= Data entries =
Segment Open

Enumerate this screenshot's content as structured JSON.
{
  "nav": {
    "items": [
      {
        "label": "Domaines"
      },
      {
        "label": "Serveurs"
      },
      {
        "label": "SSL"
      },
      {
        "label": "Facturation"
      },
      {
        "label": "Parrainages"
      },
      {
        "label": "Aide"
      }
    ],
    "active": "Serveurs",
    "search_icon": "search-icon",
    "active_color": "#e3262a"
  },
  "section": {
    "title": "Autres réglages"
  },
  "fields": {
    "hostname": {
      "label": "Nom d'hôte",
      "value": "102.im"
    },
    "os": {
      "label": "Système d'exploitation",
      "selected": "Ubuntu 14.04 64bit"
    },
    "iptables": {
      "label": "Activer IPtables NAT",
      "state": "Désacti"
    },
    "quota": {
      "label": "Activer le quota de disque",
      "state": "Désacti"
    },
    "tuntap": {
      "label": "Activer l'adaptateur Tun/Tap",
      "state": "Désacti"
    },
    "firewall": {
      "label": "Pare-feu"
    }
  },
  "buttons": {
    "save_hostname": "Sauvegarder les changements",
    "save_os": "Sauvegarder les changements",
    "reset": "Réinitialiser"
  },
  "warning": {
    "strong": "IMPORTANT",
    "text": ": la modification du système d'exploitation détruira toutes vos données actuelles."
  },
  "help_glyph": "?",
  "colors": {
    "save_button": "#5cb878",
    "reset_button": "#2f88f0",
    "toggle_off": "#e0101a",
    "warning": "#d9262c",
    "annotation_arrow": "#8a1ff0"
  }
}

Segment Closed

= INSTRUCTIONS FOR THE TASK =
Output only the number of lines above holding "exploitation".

= REPLY =
2